Anshan Iron & Steel Group, one of China's top steel mills, will buy a 12.94 percent stake in Australian iron ore producer Gindalbie Metals Ltd for A$39 million.
Gindalbie said yesterday in a statement to the Australian Stock Exchange that it would issue 65 million shares at 60 cents each to Anshan's investment arm in Hong Kong, Angang Group Hong Kong Co Ltd.
Anshan, based in northeastern China, will be the second-biggest shareholder of the Perth-based iron ore firm through the deal.
The money will be invested in the two parties' joint iron ore operations in western Australia.
The deal is the freshest move taken by a Chinese steel maker pursuing iron ore abroad to feed the strong domestic demand fueled by China's booming steel sector.
"Such a move should be encouraged. Chinese steel companies should invest in overseas iron ore development more aggressively to secure reliable supply," said Li Xinchuang, vice-president of China Metallurgical Industry Planning and Research Institute in Beijing.
Overseas iron ore projects owned by Chinese firms now have a combined production of less than 40 million tons a year, according to Li. "The figure is too small to satisfy our demand."

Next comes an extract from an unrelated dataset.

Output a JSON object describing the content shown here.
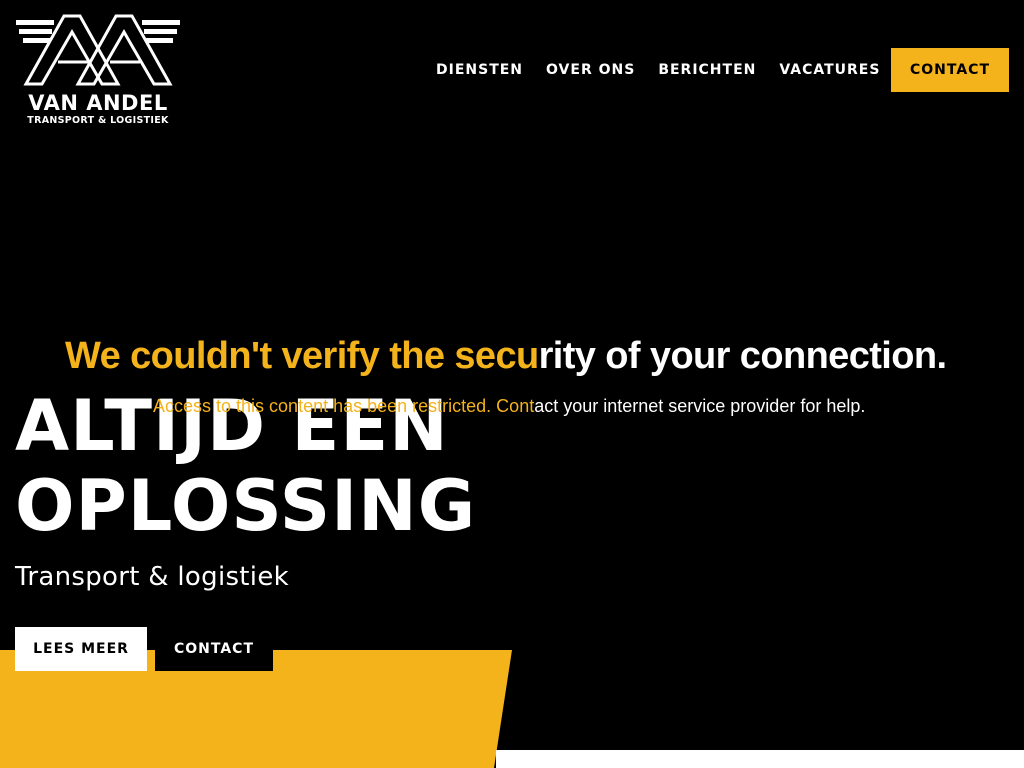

The majority of iron ore the country needs is bought from the world's top three suppliers - CVRD from Brazil, Australia's BHP Billiton and Rio Tinto - which have been upping prices in recent years, adding costs on Chinese steel companies.
However, an official from Shougang Group, another major Chinese steel maker, yesterday told China Daily that it had walked out of a deal to take a 73 percent stake in a Hong Kong-registered unit of Australia's iron ore miner Mount Gibson Iron Ltd because of a price row.
According to the deal clinched last June, Shougang would pay A$52.5 million to obtain a controlling stake in a strategic iron ore asset in western Australia from Mount Gibson.
Li said China's steel industry, the biggest in the world since 1996, will depend more heavily on foreign iron ore as a result of growing domestic demand. He predicted the country's iron ore imports will reach 400 million tons this year and 500 million tons in 2010.
Last year, China imported 326 million tons of iron ore, accounting for more than half of its total demand, according to data from China Iron & Steel Association.
The association said in April that crude steel production in China would climb to 462-475 million tons this year from 419 million tons in 2006.
(China Daily June 5, 2007)